The Arizona Supreme Court yesterday rejected Tempe's request for a special action in Tempe v. Valentine. At issue was whether Tempe's proposal to condemn private property to make way for a developer to erect a shopping mall met the constitutional definition of "public use." At the trial court, Tempe lost; prompting the city to file its special action petition.
The Arizona Constitution contains explicit protection for property owners, prohibiting the taking of private property for private use in most instances. Historically, "public use" has been interpreted to include such things as sewers and roads.
In the 2003 case Bailey v. Myers, an appellate court developed a test to determine when a project meets the proper definition of "public use". According to the court, the public benefits of a project must "substantially predominate" over private benefits. The test is a good first step to restoring the constitutional meaning of public use. Under this standard, a project that primarily benefits one private individual or group of individuals rather than the public as a whole will be found unconstitutional.
In its special action petition, Tempe asked the Arizona Supreme Court to reject Bailey, contending that as long as a municipality could show minimal public benefit, the public use standard would be met.

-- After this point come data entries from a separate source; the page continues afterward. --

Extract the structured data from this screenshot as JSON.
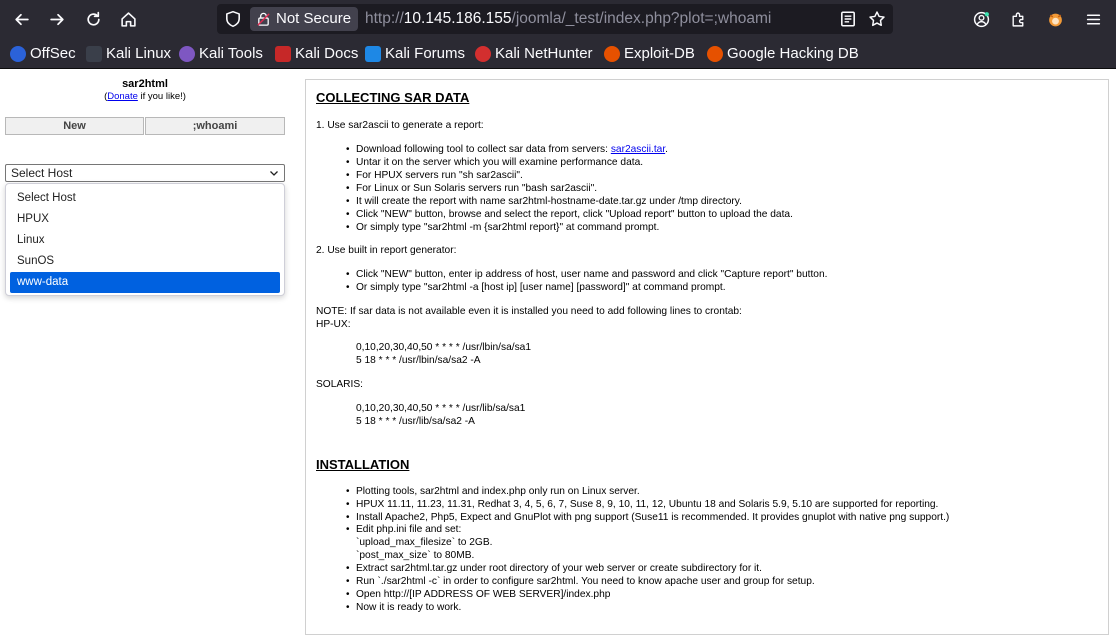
{
  "browser": {
    "security_label": "Not Secure",
    "url_prefix": "http://",
    "url_host": "10.145.186.155",
    "url_path": "/joomla/_test/index.php?plot=;whoami",
    "bookmarks": [
      "OffSec",
      "Kali Linux",
      "Kali Tools",
      "Kali Docs",
      "Kali Forums",
      "Kali NetHunter",
      "Exploit-DB",
      "Google Hacking DB"
    ]
  },
  "sidebar": {
    "brand": "sar2html",
    "donate_pre": "(",
    "donate_link": "Donate",
    "donate_post": " if you like!)",
    "new_button": "New",
    "plot_button": ";whoami",
    "select_value": "Select Host",
    "options": [
      "Select Host",
      "HPUX",
      "Linux",
      "SunOS",
      "www-data"
    ],
    "selected_option": "www-data"
  },
  "main": {
    "heading1": "COLLECTING SAR DATA",
    "step1": "1. Use sar2ascii to generate a report:",
    "step1_items": [
      "Download following tool to collect sar data from servers: ",
      "Untar it on the server which you will examine performance data.",
      "For HPUX servers run \"sh sar2ascii\".",
      "For Linux or Sun Solaris servers run \"bash sar2ascii\".",
      "It will create the report with name sar2html-hostname-date.tar.gz under /tmp directory.",
      "Click \"NEW\" button, browse and select the report, click \"Upload report\" button to upload the data.",
      "Or simply type \"sar2html -m {sar2html report}\" at command prompt."
    ],
    "step1_link": "sar2ascii.tar",
    "step1_link_post": ".",
    "step2": "2. Use built in report generator:",
    "step2_items": [
      "Click \"NEW\" button, enter ip address of host, user name and password and click \"Capture report\" button.",
      "Or simply type \"sar2html -a [host ip] [user name] [password]\" at command prompt."
    ],
    "note": "NOTE: If sar data is not available even it is installed you need to add following lines to crontab:",
    "hpux_label": "HP-UX:",
    "hpux_lines": [
      "0,10,20,30,40,50 * * * * /usr/lbin/sa/sa1",
      "5 18 * * * /usr/lbin/sa/sa2 -A"
    ],
    "solaris_label": "SOLARIS:",
    "solaris_lines": [
      "0,10,20,30,40,50 * * * * /usr/lib/sa/sa1",
      "5 18 * * * /usr/lib/sa/sa2 -A"
    ],
    "heading2": "INSTALLATION",
    "install_items": [
      "Plotting tools, sar2html and index.php only run on Linux server.",
      "HPUX 11.11, 11.23, 11.31, Redhat 3, 4, 5, 6, 7, Suse 8, 9, 10, 11, 12, Ubuntu 18 and Solaris 5.9, 5.10 are supported for reporting.",
      "Install Apache2, Php5, Expect and GnuPlot with png support (Suse11 is recommended. It provides gnuplot with native png support.)",
      "Edit php.ini file and set:",
      "`upload_max_filesize` to 2GB.",
      "`post_max_size` to 80MB.",
      "Extract sar2html.tar.gz under root directory of your web server or create subdirectory for it.",
      "Run `./sar2html -c` in order to configure sar2html. You need to know apache user and group for setup.",
      "Open http://[IP ADDRESS OF WEB SERVER]/index.php",
      "Now it is ready to work."
    ]
  }
}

Under such a broad standard however, any home could be torn down if a tax-generating 7-Eleven were built in its stead.
Sharing recognition that private property rights are fundamental to a free society, the Goldwater Institute and NAACP Maricopa County Branch filed an amicus brief in support of the Bailey standard. Bailey gives courts the full picture about municipal projects to help ensure that eminent domain is employed only for the uses for which the power was intended. Fortunately, the Arizona Supreme Court declined the request to reject the Bailey standard, leaving its sound constitutional standard intact.